== Segment start ==

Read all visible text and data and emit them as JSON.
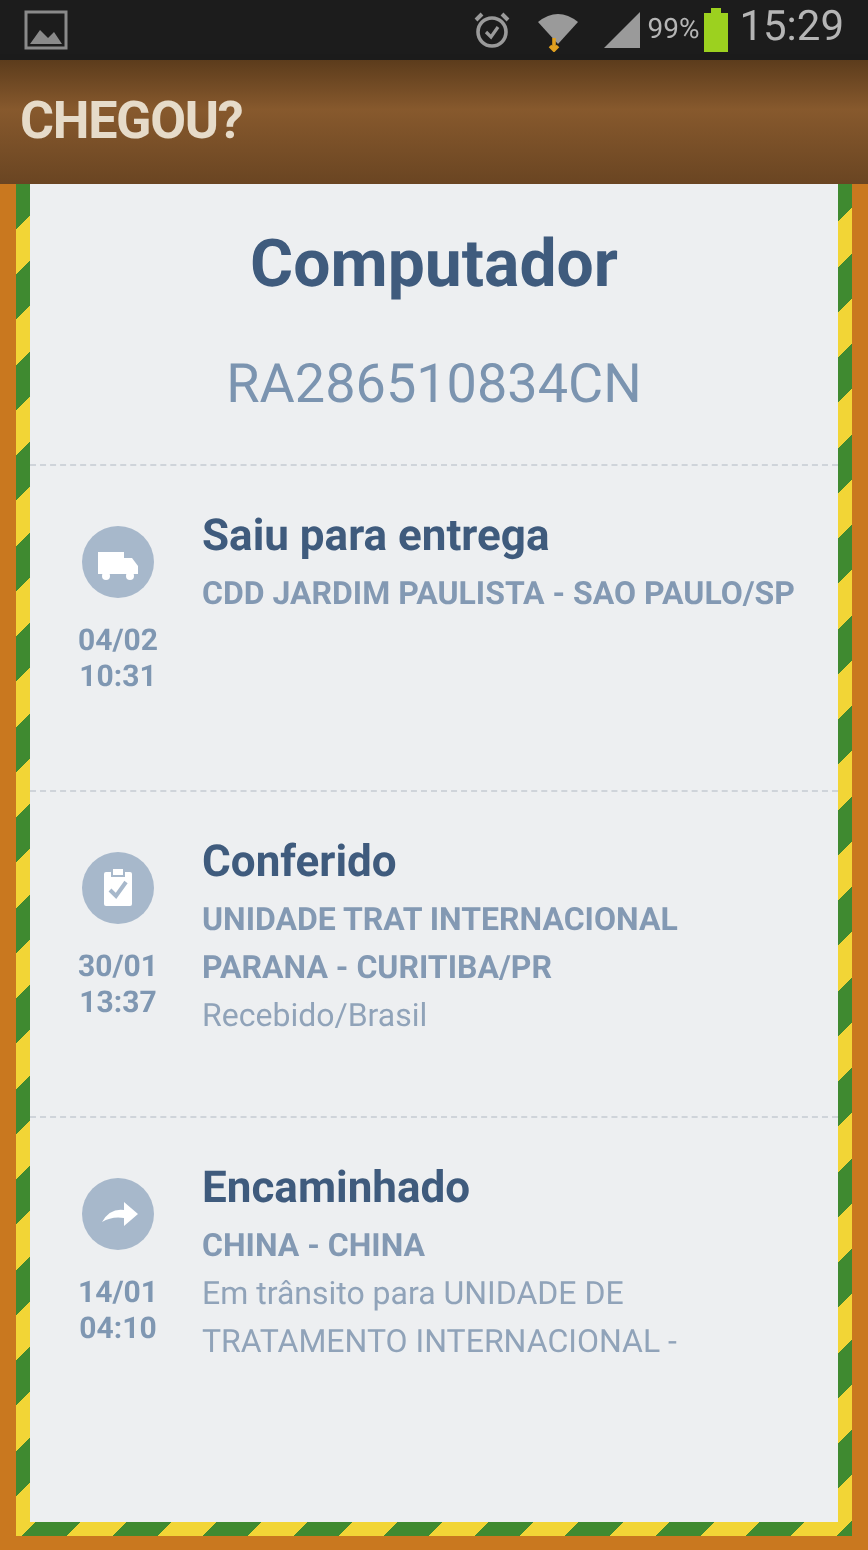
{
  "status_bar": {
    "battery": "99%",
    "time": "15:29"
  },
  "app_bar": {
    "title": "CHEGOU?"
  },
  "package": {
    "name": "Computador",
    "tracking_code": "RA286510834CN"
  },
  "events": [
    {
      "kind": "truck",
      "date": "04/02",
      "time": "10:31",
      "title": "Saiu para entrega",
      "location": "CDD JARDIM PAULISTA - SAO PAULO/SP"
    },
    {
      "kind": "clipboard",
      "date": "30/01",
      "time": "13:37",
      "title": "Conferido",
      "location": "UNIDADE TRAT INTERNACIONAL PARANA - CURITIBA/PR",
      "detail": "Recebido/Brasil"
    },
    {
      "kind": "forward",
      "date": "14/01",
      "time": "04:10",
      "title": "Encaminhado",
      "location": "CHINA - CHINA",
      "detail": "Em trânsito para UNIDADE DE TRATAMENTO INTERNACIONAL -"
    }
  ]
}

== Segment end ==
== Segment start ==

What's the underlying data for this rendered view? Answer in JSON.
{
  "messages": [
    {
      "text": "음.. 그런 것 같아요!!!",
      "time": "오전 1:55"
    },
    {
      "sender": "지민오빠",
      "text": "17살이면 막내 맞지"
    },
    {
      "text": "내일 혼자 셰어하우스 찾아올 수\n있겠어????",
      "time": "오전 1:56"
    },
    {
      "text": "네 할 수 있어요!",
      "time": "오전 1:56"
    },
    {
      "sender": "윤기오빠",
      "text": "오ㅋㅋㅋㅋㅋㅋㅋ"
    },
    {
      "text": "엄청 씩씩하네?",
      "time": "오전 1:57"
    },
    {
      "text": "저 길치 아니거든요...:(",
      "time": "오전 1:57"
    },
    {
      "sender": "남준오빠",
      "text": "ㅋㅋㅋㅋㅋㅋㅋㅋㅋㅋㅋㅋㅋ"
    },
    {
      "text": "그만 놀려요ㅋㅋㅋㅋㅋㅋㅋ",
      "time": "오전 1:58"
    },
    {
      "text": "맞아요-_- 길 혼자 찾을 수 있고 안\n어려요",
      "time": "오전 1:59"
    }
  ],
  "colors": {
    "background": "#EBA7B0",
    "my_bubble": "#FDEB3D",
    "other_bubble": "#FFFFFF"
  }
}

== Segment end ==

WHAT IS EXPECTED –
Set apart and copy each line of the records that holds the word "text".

ANSWER BOX –
Read all visible text and data and emit them as JSON.
      "text": "음.. 그런 것 같아요!!!",
      "text": "17살이면 막내 맞지"
      "text": "내일 혼자 셰어하우스 찾아올 수\n있겠어????",
      "text": "네 할 수 있어요!",
      "text": "오ㅋㅋㅋㅋㅋㅋㅋ"
      "text": "엄청 씩씩하네?",
      "text": "저 길치 아니거든요...:(",
      "text": "ㅋㅋㅋㅋㅋㅋㅋㅋㅋㅋㅋㅋㅋ"
      "text": "그만 놀려요ㅋㅋㅋㅋㅋㅋㅋ",
      "text": "맞아요-_- 길 혼자 찾을 수 있고 안\n어려요",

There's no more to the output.